21 Aug Maxi Jazz
Photo: Linda Kupo
Maxi Jazz & the E-Type Boys
Over 15 million records sold worldwide, Maxi Jazz, former front man of Faithless, is an icon to many. But it is probably now, at this time in his life, that Maxi Jazz delivers his most personal work with his newly acclaimed band, ‘Maxi Jazz & the E-Type Boys’.
By Victoria Adelaide | OCT 23. 2017
Victoria Adelaide: You went from electronica music with Faithless, to an organic bluesy, jazzy, funky band ‘Maxi Jazz & the E-Type Boys’, made up of friends. What happened in your life that made you take such a drastic musical turn?
Maxi Jazz: After more than 20 years of Faithless music, I went in search of my own. And, having been an emcee for thirty years (!), writing and singing songs while playing the guitar represented a challenge that was not insignificant! And it’s incredibly exciting.
VA: In 2015, you celebrated 20 years of Faithless with a fan base that remained strong throughout all of those years. How have your fans reacted to your brand new style?
MJ: Well, it’s a slow process getting the music out there, but I’ve had nothing but positive responses thus far. It’s very encouraging.
VA: Do you think you have met their expectations?
MJ: I’m afraid it’s MY expectations that must be met. I then have to hope people like it! It’s out of my hands…
VA: What has the feedback been so far?
MJ: People are generally surprised and impressed, particularly at the quality of the musicians.
VA: Do you think you could have done this music before?
MJ: I don’t. I had to generate serious self-belief to get this far, and I’m not sure if I could’ve done it before. Maybe I get more tenacious with age!
VA: You wrote some of the songs while in Jamaica.
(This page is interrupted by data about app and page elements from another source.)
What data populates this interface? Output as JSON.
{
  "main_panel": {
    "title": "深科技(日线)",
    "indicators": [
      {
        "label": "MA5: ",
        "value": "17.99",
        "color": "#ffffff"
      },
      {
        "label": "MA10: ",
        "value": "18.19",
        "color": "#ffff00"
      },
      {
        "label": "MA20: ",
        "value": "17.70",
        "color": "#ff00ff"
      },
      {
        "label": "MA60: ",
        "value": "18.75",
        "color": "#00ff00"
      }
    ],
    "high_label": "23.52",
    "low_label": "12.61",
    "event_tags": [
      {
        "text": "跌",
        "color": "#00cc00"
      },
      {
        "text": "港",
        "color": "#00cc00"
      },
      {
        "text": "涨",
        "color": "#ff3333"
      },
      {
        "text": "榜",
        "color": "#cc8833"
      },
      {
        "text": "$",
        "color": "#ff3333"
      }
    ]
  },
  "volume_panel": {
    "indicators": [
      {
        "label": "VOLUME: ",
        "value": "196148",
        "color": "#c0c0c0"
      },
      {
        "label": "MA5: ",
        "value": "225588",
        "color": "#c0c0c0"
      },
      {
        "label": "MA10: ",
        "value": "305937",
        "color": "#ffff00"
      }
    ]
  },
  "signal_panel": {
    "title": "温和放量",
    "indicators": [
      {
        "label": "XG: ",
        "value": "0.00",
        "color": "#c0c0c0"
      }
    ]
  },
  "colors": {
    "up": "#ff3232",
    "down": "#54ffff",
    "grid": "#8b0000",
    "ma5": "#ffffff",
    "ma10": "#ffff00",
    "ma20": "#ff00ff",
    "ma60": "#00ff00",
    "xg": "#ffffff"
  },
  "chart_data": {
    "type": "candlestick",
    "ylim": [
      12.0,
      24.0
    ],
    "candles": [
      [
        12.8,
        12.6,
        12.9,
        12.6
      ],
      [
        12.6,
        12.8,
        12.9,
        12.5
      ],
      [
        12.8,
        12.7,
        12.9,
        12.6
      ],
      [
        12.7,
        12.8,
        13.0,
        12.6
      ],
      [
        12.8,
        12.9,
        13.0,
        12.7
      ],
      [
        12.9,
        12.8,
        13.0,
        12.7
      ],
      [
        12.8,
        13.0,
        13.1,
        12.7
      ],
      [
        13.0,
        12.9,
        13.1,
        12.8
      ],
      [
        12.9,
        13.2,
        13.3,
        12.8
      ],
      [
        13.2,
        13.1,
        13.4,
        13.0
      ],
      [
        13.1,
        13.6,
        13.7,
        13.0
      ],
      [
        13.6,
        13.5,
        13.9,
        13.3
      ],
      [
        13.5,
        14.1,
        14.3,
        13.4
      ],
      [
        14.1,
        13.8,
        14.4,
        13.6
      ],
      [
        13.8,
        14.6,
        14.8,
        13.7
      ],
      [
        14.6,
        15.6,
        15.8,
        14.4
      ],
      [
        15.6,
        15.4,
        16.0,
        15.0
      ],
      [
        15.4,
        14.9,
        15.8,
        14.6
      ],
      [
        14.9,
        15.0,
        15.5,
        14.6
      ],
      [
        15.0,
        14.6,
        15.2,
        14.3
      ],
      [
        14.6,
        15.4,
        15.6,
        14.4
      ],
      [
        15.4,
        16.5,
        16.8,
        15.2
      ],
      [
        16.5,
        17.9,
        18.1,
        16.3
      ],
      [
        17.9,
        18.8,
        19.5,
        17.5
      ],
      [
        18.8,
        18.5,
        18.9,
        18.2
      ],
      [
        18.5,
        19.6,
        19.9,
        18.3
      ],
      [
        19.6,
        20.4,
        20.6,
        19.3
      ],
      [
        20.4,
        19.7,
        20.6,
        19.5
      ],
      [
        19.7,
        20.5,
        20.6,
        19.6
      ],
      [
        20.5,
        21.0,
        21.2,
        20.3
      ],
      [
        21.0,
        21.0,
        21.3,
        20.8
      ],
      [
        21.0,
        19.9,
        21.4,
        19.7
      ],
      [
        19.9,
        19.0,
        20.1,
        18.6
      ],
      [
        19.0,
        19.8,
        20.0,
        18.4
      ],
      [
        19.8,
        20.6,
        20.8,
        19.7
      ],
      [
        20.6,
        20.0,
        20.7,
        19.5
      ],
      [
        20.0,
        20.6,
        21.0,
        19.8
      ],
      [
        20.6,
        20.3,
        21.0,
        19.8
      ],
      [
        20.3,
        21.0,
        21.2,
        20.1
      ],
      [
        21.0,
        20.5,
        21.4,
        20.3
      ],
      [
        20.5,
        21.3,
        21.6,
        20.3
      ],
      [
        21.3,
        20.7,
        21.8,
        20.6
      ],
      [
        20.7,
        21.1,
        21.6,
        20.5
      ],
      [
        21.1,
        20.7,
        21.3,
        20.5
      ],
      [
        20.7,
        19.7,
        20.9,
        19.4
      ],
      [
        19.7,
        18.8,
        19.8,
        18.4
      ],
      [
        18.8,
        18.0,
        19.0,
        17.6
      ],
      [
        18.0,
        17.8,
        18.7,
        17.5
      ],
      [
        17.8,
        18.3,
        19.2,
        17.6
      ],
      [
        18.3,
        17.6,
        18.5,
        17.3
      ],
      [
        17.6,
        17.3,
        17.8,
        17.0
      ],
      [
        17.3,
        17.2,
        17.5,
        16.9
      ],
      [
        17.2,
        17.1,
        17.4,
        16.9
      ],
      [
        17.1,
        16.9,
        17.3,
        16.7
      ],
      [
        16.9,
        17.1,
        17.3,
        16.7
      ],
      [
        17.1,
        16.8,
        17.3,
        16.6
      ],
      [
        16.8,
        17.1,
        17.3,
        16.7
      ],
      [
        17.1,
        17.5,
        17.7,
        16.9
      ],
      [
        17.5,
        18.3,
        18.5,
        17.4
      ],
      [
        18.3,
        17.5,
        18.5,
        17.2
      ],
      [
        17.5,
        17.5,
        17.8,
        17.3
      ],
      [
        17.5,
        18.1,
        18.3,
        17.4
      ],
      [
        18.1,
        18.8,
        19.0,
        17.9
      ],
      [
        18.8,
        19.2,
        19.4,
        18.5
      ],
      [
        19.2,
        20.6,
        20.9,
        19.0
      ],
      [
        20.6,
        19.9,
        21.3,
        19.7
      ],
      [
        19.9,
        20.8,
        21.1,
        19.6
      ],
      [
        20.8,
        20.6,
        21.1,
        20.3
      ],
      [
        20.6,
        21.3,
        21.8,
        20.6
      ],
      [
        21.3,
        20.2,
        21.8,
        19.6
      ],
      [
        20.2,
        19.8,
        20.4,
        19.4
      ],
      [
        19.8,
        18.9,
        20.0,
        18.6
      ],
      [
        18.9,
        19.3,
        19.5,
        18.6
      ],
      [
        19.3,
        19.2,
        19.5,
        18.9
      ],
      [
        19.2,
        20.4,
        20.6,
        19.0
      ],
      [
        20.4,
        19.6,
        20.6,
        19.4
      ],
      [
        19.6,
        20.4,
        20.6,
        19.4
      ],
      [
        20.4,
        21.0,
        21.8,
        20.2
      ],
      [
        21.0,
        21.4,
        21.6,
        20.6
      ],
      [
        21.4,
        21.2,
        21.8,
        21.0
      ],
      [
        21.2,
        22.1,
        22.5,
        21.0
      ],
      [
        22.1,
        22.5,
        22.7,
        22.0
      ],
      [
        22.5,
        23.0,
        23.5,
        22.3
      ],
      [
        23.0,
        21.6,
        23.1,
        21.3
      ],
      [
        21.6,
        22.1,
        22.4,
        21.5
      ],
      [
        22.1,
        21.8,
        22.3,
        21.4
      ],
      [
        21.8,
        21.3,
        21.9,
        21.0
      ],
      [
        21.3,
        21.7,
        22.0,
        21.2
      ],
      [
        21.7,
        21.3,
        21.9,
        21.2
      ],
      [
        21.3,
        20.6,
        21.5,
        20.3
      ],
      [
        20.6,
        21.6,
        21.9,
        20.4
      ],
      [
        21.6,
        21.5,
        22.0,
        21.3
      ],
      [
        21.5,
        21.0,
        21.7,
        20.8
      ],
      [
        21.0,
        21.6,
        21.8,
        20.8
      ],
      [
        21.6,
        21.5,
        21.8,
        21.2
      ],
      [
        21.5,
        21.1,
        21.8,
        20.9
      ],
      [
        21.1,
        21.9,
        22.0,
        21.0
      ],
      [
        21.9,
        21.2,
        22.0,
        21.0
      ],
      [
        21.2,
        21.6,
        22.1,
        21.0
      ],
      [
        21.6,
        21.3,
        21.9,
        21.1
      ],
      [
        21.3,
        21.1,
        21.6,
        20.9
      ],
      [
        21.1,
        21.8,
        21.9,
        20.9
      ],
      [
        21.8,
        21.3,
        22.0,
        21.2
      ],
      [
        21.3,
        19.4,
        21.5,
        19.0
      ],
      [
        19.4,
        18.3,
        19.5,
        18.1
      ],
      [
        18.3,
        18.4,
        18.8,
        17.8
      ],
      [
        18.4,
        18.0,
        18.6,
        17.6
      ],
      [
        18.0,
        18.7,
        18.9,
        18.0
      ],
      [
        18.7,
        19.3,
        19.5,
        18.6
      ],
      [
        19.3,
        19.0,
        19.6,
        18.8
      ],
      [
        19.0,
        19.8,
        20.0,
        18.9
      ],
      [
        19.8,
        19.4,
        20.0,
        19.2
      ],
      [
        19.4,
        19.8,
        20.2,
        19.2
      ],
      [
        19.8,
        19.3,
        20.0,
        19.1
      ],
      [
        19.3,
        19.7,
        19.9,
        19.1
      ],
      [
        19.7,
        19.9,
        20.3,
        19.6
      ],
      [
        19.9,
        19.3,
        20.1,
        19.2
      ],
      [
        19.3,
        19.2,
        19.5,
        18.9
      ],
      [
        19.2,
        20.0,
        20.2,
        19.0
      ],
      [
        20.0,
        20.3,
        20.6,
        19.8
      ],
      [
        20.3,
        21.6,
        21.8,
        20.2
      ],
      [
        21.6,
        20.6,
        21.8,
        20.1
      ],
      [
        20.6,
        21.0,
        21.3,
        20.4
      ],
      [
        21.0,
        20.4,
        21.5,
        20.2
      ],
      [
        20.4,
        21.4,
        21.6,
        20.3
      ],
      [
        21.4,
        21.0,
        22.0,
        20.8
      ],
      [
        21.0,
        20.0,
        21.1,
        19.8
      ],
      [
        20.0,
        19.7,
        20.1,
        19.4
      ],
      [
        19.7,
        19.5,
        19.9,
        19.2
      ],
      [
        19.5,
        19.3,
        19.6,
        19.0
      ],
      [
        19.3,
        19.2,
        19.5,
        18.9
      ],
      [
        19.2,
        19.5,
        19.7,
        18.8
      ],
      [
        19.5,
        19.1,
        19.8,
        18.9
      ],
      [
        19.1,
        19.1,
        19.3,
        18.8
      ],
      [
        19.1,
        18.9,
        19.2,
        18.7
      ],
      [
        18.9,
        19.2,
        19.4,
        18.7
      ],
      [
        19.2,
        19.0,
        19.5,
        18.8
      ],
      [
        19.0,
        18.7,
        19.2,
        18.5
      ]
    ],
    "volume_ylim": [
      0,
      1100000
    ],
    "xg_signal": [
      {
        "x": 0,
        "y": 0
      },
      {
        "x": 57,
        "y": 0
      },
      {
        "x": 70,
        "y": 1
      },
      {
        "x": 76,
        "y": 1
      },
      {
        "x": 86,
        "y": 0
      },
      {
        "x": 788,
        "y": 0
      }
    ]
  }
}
Did that make it special?
MJ: Yes. It was brilliant being able to play them all to my Mum first!
VA: Have your musical approach and songwriting changed since you’re now in a live band?
MJ: Absolutely. It’s not beats ‘n rhymes anymore. It’s searching for blue sounding guitar chords, searching for atmosphere in arrangements and lyrics that don’t even have to rhyme.
VA: What is your favorite song in the album and why?
MJ: Different one every day, but right now it’s ‘We’re Alright’. It makes me smile…
That said, we’ve just recorded some new music that’s doing the same!
VA: What music were you listening to as a boy, and what are you listening to now?
MJ: Everything that came on the radio I devoured, and radio was brilliant back then. And I listen to pretty much everything now, although not so much on the radio these days.
Photos: Linda Kupo
VA: Is it easier, or more complicated to reinvent yourself when you’re already a celebrity?
MJ: Honestly, I’ve no idea. Time will tell…
VA: You sold 15 million records worldwide. How does it feel to start all over again?
MJ: The beginning of any new musical journey is always enormously exciting. Every gig is an event and every success a triumph. Riding around on the bus with my ‘Boys’ playing music is just thrilling. I think we’re onto something!
VA: You’ve been a Soka Buddhist for over 20 years. How did you get into Buddhism in the first place and why?
MJ: I was introduced to Nichiren Daishonin’s Buddhism by my girlfriend at the time. For some reason, I’d always been looking for a Truth that was equally ‘true’ for everyone. This is it.
Plus, crucially, it’s a direct path to happiness.
VA: Are you still into auto racing?
MJ: Oh god yes! Haven’t raced myself for a few years now. The E-Type Boys are a full-on
commitment, but I shall be doing some go-karting this year without fail!
VA: How many cars do you have?
MJ: Only five.
...After more than 20 years of Faithless music, I went in search of my own'``